The Butler Institute of American Art in Youngstown is undergoing a major restoration of its historical first floor permanent collection galleries.
With funding from New York City's Henry Luce Foundation, the Institute has begun refurbishment of six of its galleries under the watchful eye of Butler Trustee D. D. Davis.
Gallery restoration includes installing new hardwood flooring and state-of-the-art lighting systems. Also, gallery walls are being cleaned and repaired in these historical spaces. With the first floor north galleries nearly completed, first floor south galleries will undergo restoration in June.
Traveling exhibits: The Butler is scheduledto take works from three centuries of American art history to five prominent museums in a unique exhibition titled "An American Anthem." The exhibition is now on view at the Joslyn Museum in Omaha, Neb., and will be seen at the Lauren Rogers Museum in Laurel, Miss., beginning in July. Other venues for the exhibition are the Cedar Rapids Museum of Art in Iowa, the Hunter Museum of American Art in Chattanooga, Tenn. and the Yellowstone Art Museum in Billings, Mont.
Additionally, the Butler's most famous work, "Snap the Whip" by Winslow Homer, is the centerpiece of an exhibition titled "Winslow Homer and the Critics‚" which is on display at the Nelson-Atkins Museum in Kansas City, Mo. The show will travel to the Los Angeles County Museum of Art in California this summer and will travel in the fall to the High Museum in Atlanta.
"Snap the Whip" has been seen throughout the world and has been included in exhibitions at many internationally known insititutions including the Louvre in Paris, the Isetan Museum in Tokyo, the National Gallery of Art in Washington, D.C., the Boston Museum of Fine Arts and The Metropolitan Museum in New York City.
Displays at home: Although many of the Butler's favorite works are now on tour and some popular galleries are being restored, the Institute has planned some dynamic displays so visitors will have incredible works of art to see and enjoy. Butler galleries now contain wonderful works borrowed from other museums and private collections, some rarely-seen gems from the Butler holdings and recently acquired historical works.
Not to be missed are two paintings of life on the Mississippi by George Caleb Bingham on extended loan from the Nelson-Atkins Museum and a newly acquired oil painting by German-born American artist Herman Ottomar Herzog (1832-1932).
The painting, "Country Cabin, Summer" dates to 1880 and was acquired by the Butler as a gift of the Bresnahan Family Foundation and the Hynes-Finnegan Foundations.
DVD screening: Today at 1 p.m. in the Zona Auditorium of the Butler in Youngstown, there will be a screening of the DVD version of Tony Bennett's "New York." Bennett, born Anthony Benedetto, has not only been one of America's top singing stars for nearly a half century, but is also an accomplished painter whose landscape works are now on view at the Butler Institute's Trumbull branch museum in Howland. This unique 90-minute film features Bennett performing in Atlantic City and in interviews in and around New York, where he maintains a working artist's studio.

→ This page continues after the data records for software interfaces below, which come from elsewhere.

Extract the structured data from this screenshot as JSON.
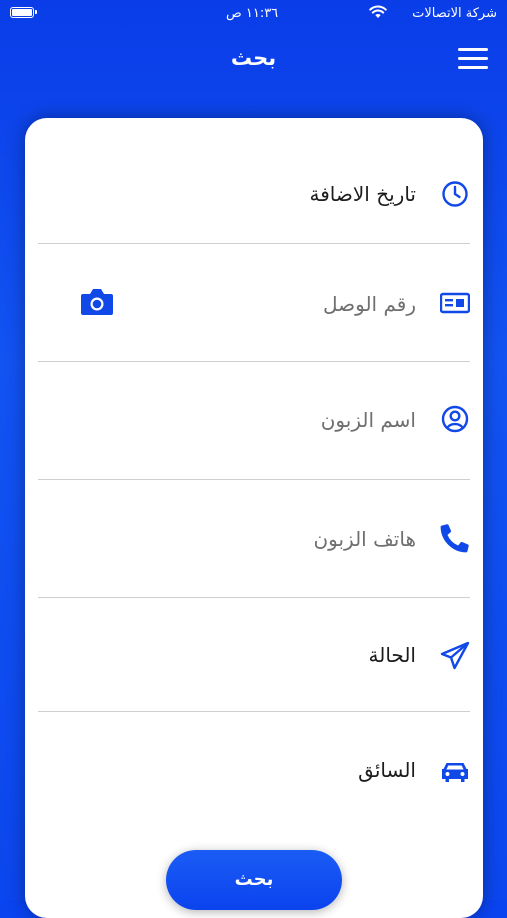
{
  "status_bar": {
    "carrier": "شركة الاتصالات",
    "time": "١١:٣٦ ص"
  },
  "nav": {
    "title": "بحث"
  },
  "form": {
    "fields": [
      {
        "label": "تاريخ الاضافة",
        "icon": "clock-icon",
        "is_placeholder": false
      },
      {
        "label": "رقم الوصل",
        "icon": "id-card-icon",
        "is_placeholder": true
      },
      {
        "label": "اسم الزبون",
        "icon": "user-circle-icon",
        "is_placeholder": true
      },
      {
        "label": "هاتف الزبون",
        "icon": "phone-icon",
        "is_placeholder": true
      },
      {
        "label": "الحالة",
        "icon": "paper-plane-icon",
        "is_placeholder": false
      },
      {
        "label": "السائق",
        "icon": "car-icon",
        "is_placeholder": false
      }
    ]
  },
  "search_button": {
    "label": "بحث"
  },
  "colors": {
    "accent": "#0A43F0",
    "icon": "#1148E8",
    "divider": "#CFCFCF"
  }
}
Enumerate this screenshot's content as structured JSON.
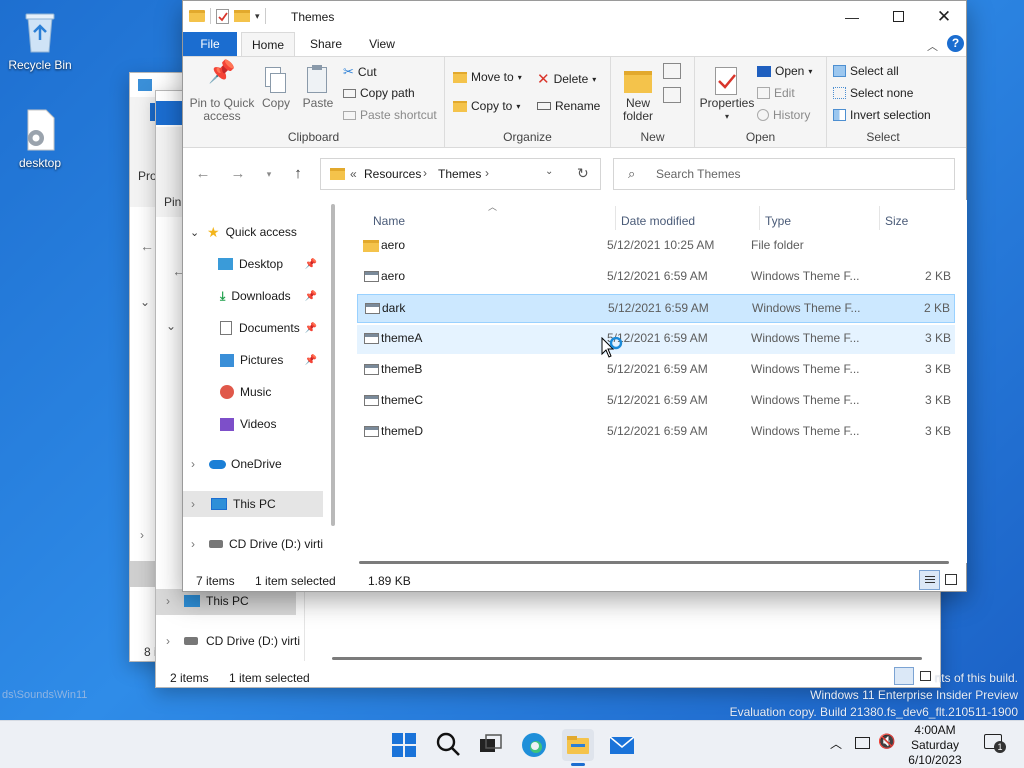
{
  "desktop": {
    "icons": [
      {
        "label": "Recycle Bin"
      },
      {
        "label": "desktop"
      }
    ],
    "watermark": {
      "line1": "nts of this build.",
      "line2": "Windows 11 Enterprise Insider Preview",
      "line3": "Evaluation copy. Build 21380.fs_dev6_flt.210511-1900",
      "left_faint": "ds\\Sounds\\Win11"
    }
  },
  "background_window": {
    "status": {
      "items": "2 items",
      "selected": "1 item selected"
    },
    "nav": {
      "this_pc": "This PC",
      "cd_drive": "CD Drive (D:) virti"
    },
    "partial": {
      "pin": "Pin",
      "pro": "Pro",
      "count": "8 i"
    }
  },
  "window": {
    "title": "Themes",
    "tabs": {
      "file": "File",
      "home": "Home",
      "share": "Share",
      "view": "View"
    },
    "ribbon": {
      "clipboard": {
        "label": "Clipboard",
        "pin": "Pin to Quick access",
        "copy": "Copy",
        "paste": "Paste",
        "cut": "Cut",
        "copy_path": "Copy path",
        "paste_shortcut": "Paste shortcut"
      },
      "organize": {
        "label": "Organize",
        "move_to": "Move to",
        "copy_to": "Copy to",
        "delete": "Delete",
        "rename": "Rename"
      },
      "new": {
        "label": "New",
        "new_folder": "New folder"
      },
      "open": {
        "label": "Open",
        "properties": "Properties",
        "open": "Open",
        "edit": "Edit",
        "history": "History"
      },
      "select": {
        "label": "Select",
        "select_all": "Select all",
        "select_none": "Select none",
        "invert": "Invert selection"
      }
    },
    "address": {
      "prefix": "«",
      "crumbs": [
        "Resources",
        "Themes"
      ]
    },
    "search": {
      "placeholder": "Search Themes"
    },
    "nav_pane": {
      "quick_access": "Quick access",
      "items": [
        "Desktop",
        "Downloads",
        "Documents",
        "Pictures",
        "Music",
        "Videos"
      ],
      "onedrive": "OneDrive",
      "this_pc": "This PC",
      "cd_drive": "CD Drive (D:) virti"
    },
    "columns": {
      "name": "Name",
      "date": "Date modified",
      "type": "Type",
      "size": "Size"
    },
    "files": [
      {
        "name": "aero",
        "date": "5/12/2021 10:25 AM",
        "type": "File folder",
        "size": "",
        "kind": "folder"
      },
      {
        "name": "aero",
        "date": "5/12/2021 6:59 AM",
        "type": "Windows Theme F...",
        "size": "2 KB",
        "kind": "theme"
      },
      {
        "name": "dark",
        "date": "5/12/2021 6:59 AM",
        "type": "Windows Theme F...",
        "size": "2 KB",
        "kind": "theme",
        "selected": true
      },
      {
        "name": "themeA",
        "date": "5/12/2021 6:59 AM",
        "type": "Windows Theme F...",
        "size": "3 KB",
        "kind": "theme",
        "hover": true
      },
      {
        "name": "themeB",
        "date": "5/12/2021 6:59 AM",
        "type": "Windows Theme F...",
        "size": "3 KB",
        "kind": "theme"
      },
      {
        "name": "themeC",
        "date": "5/12/2021 6:59 AM",
        "type": "Windows Theme F...",
        "size": "3 KB",
        "kind": "theme"
      },
      {
        "name": "themeD",
        "date": "5/12/2021 6:59 AM",
        "type": "Windows Theme F...",
        "size": "3 KB",
        "kind": "theme"
      }
    ],
    "status": {
      "items": "7 items",
      "selected": "1 item selected",
      "size": "1.89 KB"
    }
  },
  "taskbar": {
    "time": "4:00AM",
    "day": "Saturday",
    "date": "6/10/2023",
    "notification_count": "1"
  },
  "colors": {
    "accent": "#1b6dd0",
    "selection": "#cce8ff",
    "hover": "#e5f3ff",
    "folder": "#f4c34b"
  }
}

Continuing saga: Wednesday at 1:30 p.m. the Butler's showing of the PBS "American Visions" saga continues with the segment, "The Wave from the Atlantic." The film begins with Time magazine art critic Robert Hughes at Immigration Hall on Ellis Island, where massive immigration to the United States was seen in the early decades of the 20th century.
As painters and photographers seek out subjects of the streets, the American Ashcan School is born. Also featured in this one-hour episode are works by Frank Lloyd Wright and Georgia O'Keeffe. Other "American Visions" chapters will be seen in the Butler's Zona Auditorium on June 13, 20 and 27 at 1:30 p.m. The series is courtesy of PBS 45/49.
Help wanted: Although the Butler's Summer Arts Day Camp is now filled for the July session, teen-age volunteers are still needed to assist Butler lecturers and instructors with the camp program, which includes activities in music, drama, literature and the visual arts. The Butler summer camp is designed to accommodate children with special needs. To become a camp volunteer contact Mary Alice Grace at 743-1711, extension 114.